If you’ve ever dreamed of trekking to K2 Base Camp but felt that it was too long or too rough, or even considered a full climb of Nanga Parbat, consider this: Pakistan has been reducing its prices since 2002 to overcome the negative effects of 9/11 and the subsequent safety issues in Pakistan, culminating in the terrorist murder of 11 people at Nanga Parbat Base Camp in 2003. Discounted prices and improved safety since then have made Pakistan an excellent alternative to Nepal. These discounts will only improve when the government seeks to lure back tourists post-COVID.

Here’s what you need to know to climb and trek in Pakistan, provided to ExplorersWeb by Karrar Haidri, Secretary of the Alpine Club of Pakistan.

The lower slopes of Nanga Parbat, in full flower two weeks ago. Photo: Attaullah, shared by Alex Txikon on FaceBook


First of all, bear in mind that in Pakistan, trekking permits go far beyond a mere hike. For US$50, plus another 50 bucks as a garbage deposit for those entering the Central Karakorum National Park, visitors can access not only the great treks of the Baltoro-Gondogoro and Hispar-Biafo, but all peaks up to 6,500m, of which there are many in the Karakorum and Pakistan’s Himalaya.

In Gilgit-Baltistan province, where the Karakorum peaks are located, the regional council requires no permit to open areas, while those in the restricted areas need a trekking permit and must pay to ascend higher than 6,500m. This fee varies with altitude and is based on a group of up to seven people:

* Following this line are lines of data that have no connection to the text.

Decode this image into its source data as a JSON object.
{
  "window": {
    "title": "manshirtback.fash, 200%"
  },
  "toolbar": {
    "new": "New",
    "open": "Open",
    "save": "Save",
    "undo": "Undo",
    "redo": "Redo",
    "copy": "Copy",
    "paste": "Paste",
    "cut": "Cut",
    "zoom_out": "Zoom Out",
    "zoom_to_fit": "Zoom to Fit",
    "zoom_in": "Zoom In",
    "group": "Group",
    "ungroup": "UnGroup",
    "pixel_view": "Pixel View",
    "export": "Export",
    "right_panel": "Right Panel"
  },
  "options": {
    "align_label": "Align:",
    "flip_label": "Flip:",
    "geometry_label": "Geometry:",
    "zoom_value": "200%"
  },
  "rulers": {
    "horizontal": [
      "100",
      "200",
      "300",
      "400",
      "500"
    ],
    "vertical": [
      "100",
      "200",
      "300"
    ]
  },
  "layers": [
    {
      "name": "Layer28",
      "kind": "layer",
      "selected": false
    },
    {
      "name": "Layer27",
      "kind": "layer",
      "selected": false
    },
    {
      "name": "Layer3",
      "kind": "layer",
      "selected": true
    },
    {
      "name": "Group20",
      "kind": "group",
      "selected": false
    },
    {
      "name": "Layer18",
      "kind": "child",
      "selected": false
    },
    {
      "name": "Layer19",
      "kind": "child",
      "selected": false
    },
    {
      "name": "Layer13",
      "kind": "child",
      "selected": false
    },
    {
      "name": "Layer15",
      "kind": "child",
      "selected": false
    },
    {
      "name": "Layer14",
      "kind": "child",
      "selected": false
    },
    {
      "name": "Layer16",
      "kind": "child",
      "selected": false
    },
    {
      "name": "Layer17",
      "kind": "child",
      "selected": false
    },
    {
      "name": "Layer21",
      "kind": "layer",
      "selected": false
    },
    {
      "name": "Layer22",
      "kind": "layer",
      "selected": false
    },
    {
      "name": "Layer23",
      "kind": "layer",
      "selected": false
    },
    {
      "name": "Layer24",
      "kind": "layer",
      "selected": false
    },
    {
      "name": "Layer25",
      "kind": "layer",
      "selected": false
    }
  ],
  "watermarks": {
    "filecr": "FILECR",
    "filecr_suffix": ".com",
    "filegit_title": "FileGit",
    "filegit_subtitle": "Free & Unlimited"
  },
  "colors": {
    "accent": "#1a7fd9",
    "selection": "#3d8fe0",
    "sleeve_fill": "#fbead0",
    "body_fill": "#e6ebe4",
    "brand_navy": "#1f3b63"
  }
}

K2 (8,611m). Group fee: $7,200. Each additional member beyond seven: $1,200
8,001m and 8,500m. Group fee: $5,400. Each additional member: $900
7,501m and 8,000m. Group fee: $2,400. Each additional member: $300
7,001m and 7,500m. Group fee: $1,500. Each additional member: $180
6,501m and 7,000m. Group fee: $900. Each additional member: $120
Although these fees are already low, further discounts are sometimes available:
10% off peaks located in Gilgit and Ghizer (except for the popular Spantik, also known as Golden Peak)
5% off all peaks during winter (December-February)
Finally, the waste management deposit for climbing peaks above 6,500m in Central Karakorum National Park is a mere $68 for each member.
Paperwork and Procedures:
All climbers and trekkers going to Gilgit-Baltistan must submit seven sets of documents to their local accredited tour operator four to six weeks before departure, to ensure that their project is approved in time. The paperwork includes:
o Application on the tour operator’s letterhead
o Application for a mountaineering expedition
o List of members on the expedition
o Route map of the proposed climb/trek
o Passport copies of all members
o Visa application for foreign visitors
o CVs of all expedition members
o Copy of tour company’s license
The tour operator then forwards the completed paperwork to the proper departments and waits for clearance. Once this is granted, the operator then applies for a climbing permit from the Gilgit-Baltistan Council Secretariat. This application includes some newer formalities:
o fee submission
o climbing permit application
o Proof of insurance for expedition members, in case rescue is necessary
o guide/liaison officer insurance and porter insurance
So one of the 300 credited tour operators in Pakistan processes all the required documents, after you submit the information. They handle the bureaucracy while you plan the climb.

Masherbrum, the original K1. Photo: Maria Ly